The ground floor's itinerary starts with a room serving as a link between the beginning and the end of the historical tour at the same time as being a transition into the contemporary collection. Auguste Rodin's Thinker (1904) comes face to face with work from the 1970's to the 1980's. The rest of the visit shifts from pioneers of modernity such as Monet and Gaugin to representatives of the European avant-garde, for example, new German painters (Baselitz, Schonebeck or Lupertz) and the New Realists (Raymond Hains, Arman or Daniel Spoerri) who, since the time of Marcel Duchamp and Dada, had sought a rethinking of the object's place in art.
The nodal point of the tour is Strasbourg's emblematic figure Hans Jean Arp, whose work accompanied the greater part of the historical avant-gardes from Dada to Post-War Abstraction. A group of rooms honors Arp and Sophie Taeuber-Arp, evoking their collaboration with Théo Van Doesburg for the creation of a monument of modernity that was the Aubette (Strasbourg 1926-1928).
Every major trend in the art of the late 19th century and the first half of the 20th century revolves around this focal point in the collection: Impressionism and post-Impressionism, Fauvism, Expressionism, Cubism and Post-Cubism, Purism, Abstraction, Return to order, Surrealism, painting of the German "New Expressionists", New Realism, with works by Monet, Gauguin, Signac, Valloton, Dufy, Kupka, Kandinsky, Larionov, Gontcharova, Delaunay, Picasso, Picabia, Herbin, Ernst, Magritte, Masson, Brauner, Baselitz and Spoerri, and others.

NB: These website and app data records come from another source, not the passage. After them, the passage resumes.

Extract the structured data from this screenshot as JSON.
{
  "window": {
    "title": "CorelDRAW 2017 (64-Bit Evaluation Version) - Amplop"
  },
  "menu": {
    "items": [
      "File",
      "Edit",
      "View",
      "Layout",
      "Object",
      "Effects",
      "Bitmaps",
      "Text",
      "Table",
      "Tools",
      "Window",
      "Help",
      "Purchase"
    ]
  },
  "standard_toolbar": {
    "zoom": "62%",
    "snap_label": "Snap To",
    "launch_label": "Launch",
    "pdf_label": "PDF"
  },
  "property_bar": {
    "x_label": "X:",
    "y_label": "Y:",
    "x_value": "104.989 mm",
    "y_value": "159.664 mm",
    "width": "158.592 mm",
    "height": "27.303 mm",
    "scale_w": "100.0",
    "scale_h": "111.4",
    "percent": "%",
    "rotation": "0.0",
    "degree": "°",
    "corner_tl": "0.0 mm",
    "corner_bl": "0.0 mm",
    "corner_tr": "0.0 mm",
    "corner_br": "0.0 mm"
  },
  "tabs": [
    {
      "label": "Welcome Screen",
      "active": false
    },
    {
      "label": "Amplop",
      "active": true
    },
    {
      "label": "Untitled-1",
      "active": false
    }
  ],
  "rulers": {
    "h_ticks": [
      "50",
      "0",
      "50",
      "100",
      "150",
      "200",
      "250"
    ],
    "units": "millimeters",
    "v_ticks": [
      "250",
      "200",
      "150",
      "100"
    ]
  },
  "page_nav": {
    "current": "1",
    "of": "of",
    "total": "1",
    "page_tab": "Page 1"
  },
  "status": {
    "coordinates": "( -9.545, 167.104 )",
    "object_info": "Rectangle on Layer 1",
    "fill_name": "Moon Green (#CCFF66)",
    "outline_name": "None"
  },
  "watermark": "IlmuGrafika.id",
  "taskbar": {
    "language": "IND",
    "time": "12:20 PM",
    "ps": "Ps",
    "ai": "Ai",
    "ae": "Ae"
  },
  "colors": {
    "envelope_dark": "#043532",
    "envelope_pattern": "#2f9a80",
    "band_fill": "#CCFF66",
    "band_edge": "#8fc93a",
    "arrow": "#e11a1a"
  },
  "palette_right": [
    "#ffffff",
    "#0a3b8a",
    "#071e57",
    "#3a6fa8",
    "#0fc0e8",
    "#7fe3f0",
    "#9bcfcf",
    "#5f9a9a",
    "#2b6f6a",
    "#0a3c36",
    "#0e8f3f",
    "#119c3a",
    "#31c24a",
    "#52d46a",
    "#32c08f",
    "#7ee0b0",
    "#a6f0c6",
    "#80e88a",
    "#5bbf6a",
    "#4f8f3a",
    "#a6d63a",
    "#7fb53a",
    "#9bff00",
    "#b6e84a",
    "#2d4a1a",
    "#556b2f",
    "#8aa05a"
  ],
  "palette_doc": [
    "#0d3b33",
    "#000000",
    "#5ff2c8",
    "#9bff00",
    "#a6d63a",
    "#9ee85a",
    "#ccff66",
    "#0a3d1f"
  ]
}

A significant place has also been devoted to Alsatian Decorative Arts circa 1900, notably represented by Spindler and Carabin.
A choice in the artwork's hanging

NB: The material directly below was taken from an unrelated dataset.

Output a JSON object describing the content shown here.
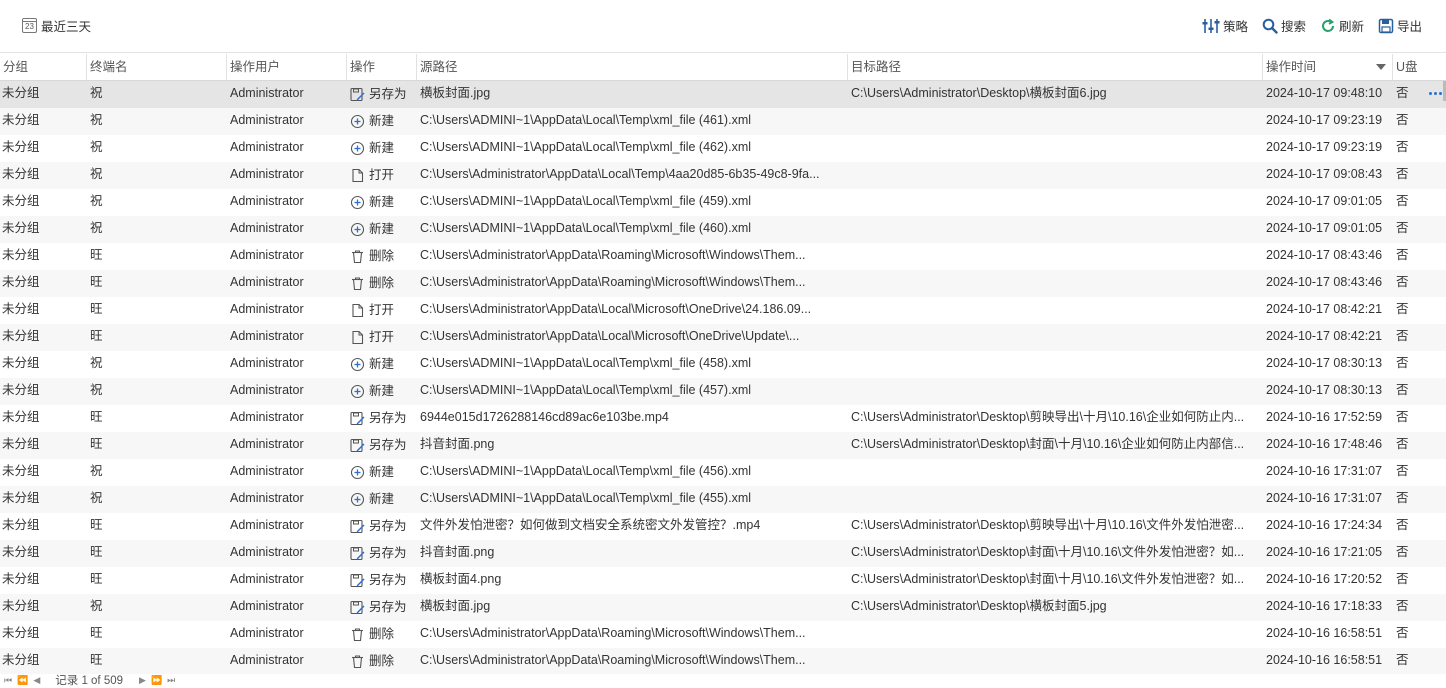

To allow a variety of transversal views and oftentimes unexpected comparisons, the paintings have been hung in a manner encouraging a dialogue between artistic movements of the early 20th century. Thus the relationship between abstraction and figuration, emblematically illustrated in an oil on panel painting by Francis Picabia presenting, recto, a simple abstract rounded form and on the back, the portrait of a woman borrowing a pin up's realism: or again, the transition between primitivism and free abstraction but also between cubism and constructive logic, underlined in works by Kandinsky and Kukpa. Arp builds bridges between surreal oneirism (Victor Brauner and Max Ernst) and an organic abstraction he uses elsewhere when applying Theo Van Doesburg's constructive rigorousness to studies for the Aubette's collective project. Post-war Abstraction reactivating the opposition between lyricism and geometry gave way to German Expressive Figuration and the French movement of New Realism which asserted themselves on the European artistic scene in the early 60's.
The Gustave Doré Gallery
Careful attention has been taken to highlight the work of native Strasbourg artist Gustave Doré, in an effort to present his large canvas entitled Christ leaving the Praetorium measuring 6 meters in length by 9 meters in width in the best possible light. The eleven-meter high room was designed to focus around this major work: zenithal lighting is projected onto the canvas and a perched balcony evokes a theater box with a view from above. A selection of Doré's most beautiful paintings in the collection completes the hanging, allowing one to discover yet another aspect of the painter's talent. A smaller room equipped with mural windows provides the setting for Doré's world-renowned talent as draftsman and illustrator, indeed, his engravings conjure up the topic of Dante's Hell world-wide. A sculpture on display in the same room reminds us that Doré was also a sculptor.